Task item: The records are to be copied word for word, and the pictures dropped.

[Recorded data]

>>>

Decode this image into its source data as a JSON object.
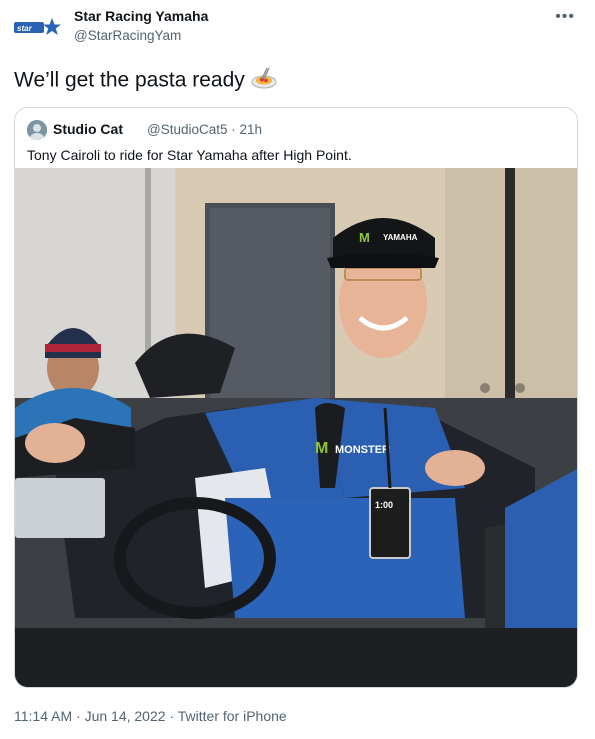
{
  "tweet": {
    "author_name": "Star Racing Yamaha",
    "author_handle": "@StarRacingYam",
    "more_label": "•••",
    "text": "We’ll get the pasta ready",
    "emoji_icon": "spaghetti-emoji-icon"
  },
  "quoted": {
    "author_name": "Studio Cat",
    "author_handle": "@StudioCat5 · 21h",
    "text": "Tony Cairoli to ride for Star Yamaha after High Point.",
    "photo_hat_text": "YAMAHA",
    "photo_pass_text": "1:00"
  },
  "footer": {
    "time": "11:14 AM",
    "separator": " · ",
    "date": "Jun 14, 2022",
    "source": "Twitter for iPhone"
  },
  "colors": {
    "text": "#0f1419",
    "secondary": "#536471",
    "border": "#cfd9de",
    "brand_blue": "#2a63b5"
  }
}
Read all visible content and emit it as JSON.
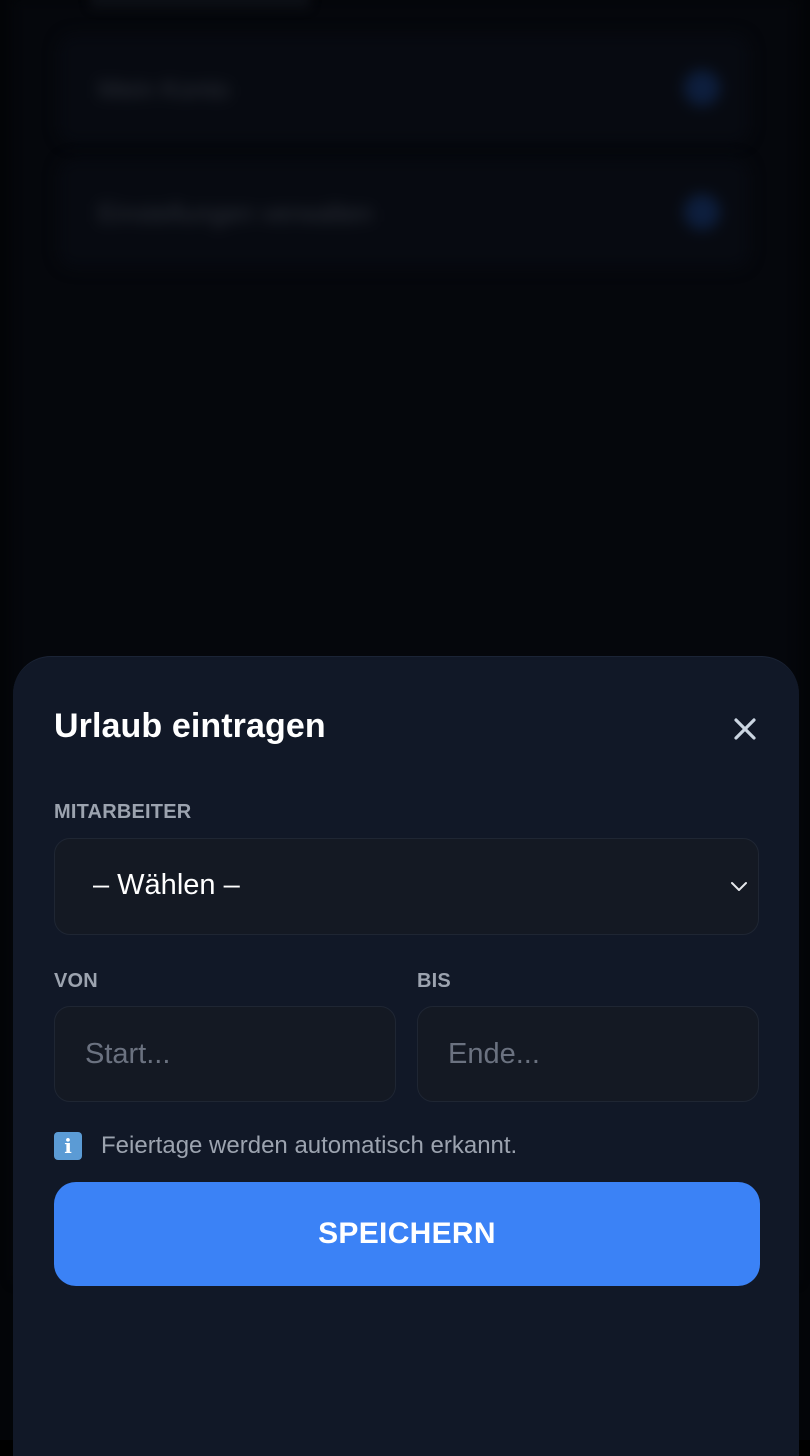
{
  "background_page": {
    "rows": [
      {
        "label": "Mein Konto"
      },
      {
        "label": "Einstellungen verwalten"
      }
    ]
  },
  "dialog": {
    "title": "Urlaub eintragen",
    "close_icon": "close-icon",
    "employee": {
      "label": "MITARBEITER",
      "selected_value": "– Wählen –",
      "chevron_icon": "chevron-down-icon"
    },
    "from": {
      "label": "VON",
      "placeholder": "Start..."
    },
    "to": {
      "label": "BIS",
      "placeholder": "Ende..."
    },
    "info": {
      "icon": "info-icon",
      "icon_glyph": "i",
      "text": "Feiertage werden automatisch erkannt."
    },
    "save_label": "SPEICHERN"
  },
  "colors": {
    "sheet_background": "#111827",
    "input_background": "#141923",
    "accent": "#3b82f6",
    "label": "#9ca3af",
    "info_icon": "#5b9bd5"
  }
}
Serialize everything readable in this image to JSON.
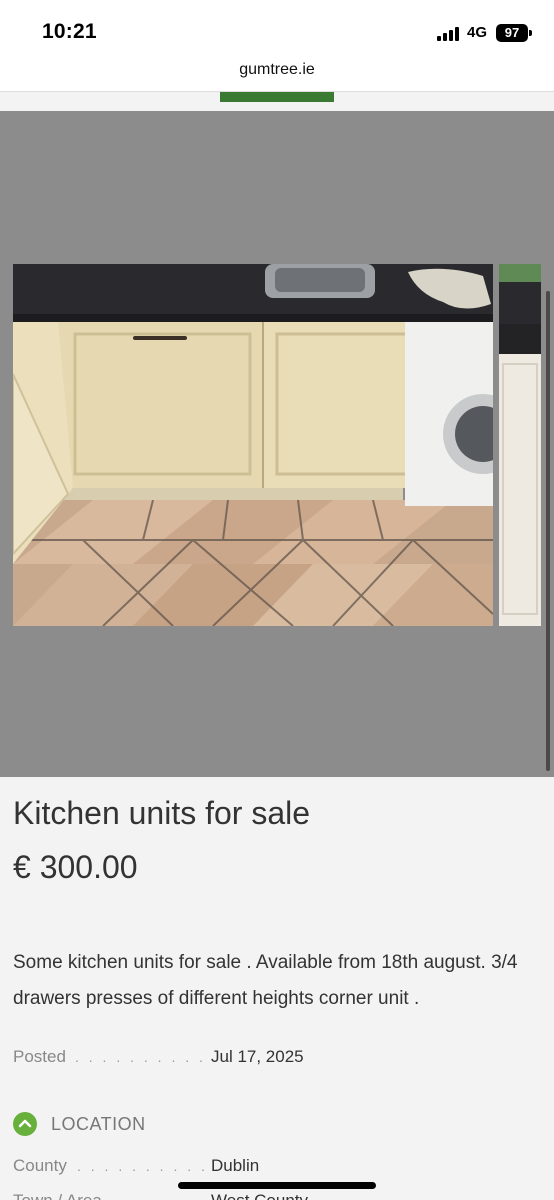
{
  "status_bar": {
    "time": "10:21",
    "network": "4G",
    "battery": "97"
  },
  "browser": {
    "url": "gumtree.ie"
  },
  "listing": {
    "title": "Kitchen units for sale",
    "price": "€ 300.00",
    "description": "Some kitchen units for sale . Available from 18th august. 3/4 drawers presses of different heights corner unit ."
  },
  "details": {
    "posted": {
      "label": "Posted",
      "dots": ". . . . . . . . . . . .",
      "value": "Jul 17, 2025"
    }
  },
  "location": {
    "title": "LOCATION",
    "county": {
      "label": "County",
      "dots": ". . . . . . . . . . . .",
      "value": "Dublin"
    },
    "town": {
      "label": "Town / Area",
      "value": "West County"
    }
  },
  "icons": {
    "location_toggle": "chevron-up-icon",
    "signal": "signal-icon",
    "battery": "battery-icon"
  },
  "colors": {
    "accent_green": "#67b03c",
    "gallery_bg": "#8c8c8c",
    "page_bg": "#f3f3f3"
  }
}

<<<

Response below:
Decode this image into its source data as a JSON object.
{
  "tweet": {
    "author_name": "Star Racing Yamaha",
    "author_handle": "@StarRacingYam",
    "more_label": "•••",
    "text": "We’ll get the pasta ready",
    "emoji_icon": "spaghetti-emoji-icon"
  },
  "quoted": {
    "author_name": "Studio Cat",
    "author_handle": "@StudioCat5 · 21h",
    "text": "Tony Cairoli to ride for Star Yamaha after High Point.",
    "photo_hat_text": "YAMAHA",
    "photo_pass_text": "1:00"
  },
  "footer": {
    "time": "11:14 AM",
    "separator": " · ",
    "date": "Jun 14, 2022",
    "source": "Twitter for iPhone"
  },
  "colors": {
    "text": "#0f1419",
    "secondary": "#536471",
    "border": "#cfd9de",
    "brand_blue": "#2a63b5"
  }
}
Read all visible content and emit it as JSON.
{
  "background_page": {
    "rows": [
      {
        "label": "Mein Konto"
      },
      {
        "label": "Einstellungen verwalten"
      }
    ]
  },
  "dialog": {
    "title": "Urlaub eintragen",
    "close_icon": "close-icon",
    "employee": {
      "label": "MITARBEITER",
      "selected_value": "– Wählen –",
      "chevron_icon": "chevron-down-icon"
    },
    "from": {
      "label": "VON",
      "placeholder": "Start..."
    },
    "to": {
      "label": "BIS",
      "placeholder": "Ende..."
    },
    "info": {
      "icon": "info-icon",
      "icon_glyph": "i",
      "text": "Feiertage werden automatisch erkannt."
    },
    "save_label": "SPEICHERN"
  },
  "colors": {
    "sheet_background": "#111827",
    "input_background": "#141923",
    "accent": "#3b82f6",
    "label": "#9ca3af",
    "info_icon": "#5b9bd5"
  }
}
Serialize everything readable in this image to JSON.
{
  "status_bar": {
    "time": "10:21",
    "network": "4G",
    "battery": "97"
  },
  "browser": {
    "url": "gumtree.ie"
  },
  "listing": {
    "title": "Kitchen units for sale",
    "price": "€ 300.00",
    "description": "Some kitchen units for sale . Available from 18th august. 3/4 drawers presses of different heights corner unit ."
  },
  "details": {
    "posted": {
      "label": "Posted",
      "dots": ". . . . . . . . . . . .",
      "value": "Jul 17, 2025"
    }
  },
  "location": {
    "title": "LOCATION",
    "county": {
      "label": "County",
      "dots": ". . . . . . . . . . . .",
      "value": "Dublin"
    },
    "town": {
      "label": "Town / Area",
      "value": "West County"
    }
  },
  "icons": {
    "location_toggle": "chevron-up-icon",
    "signal": "signal-icon",
    "battery": "battery-icon"
  },
  "colors": {
    "accent_green": "#67b03c",
    "gallery_bg": "#8c8c8c",
    "page_bg": "#f3f3f3"
  }
}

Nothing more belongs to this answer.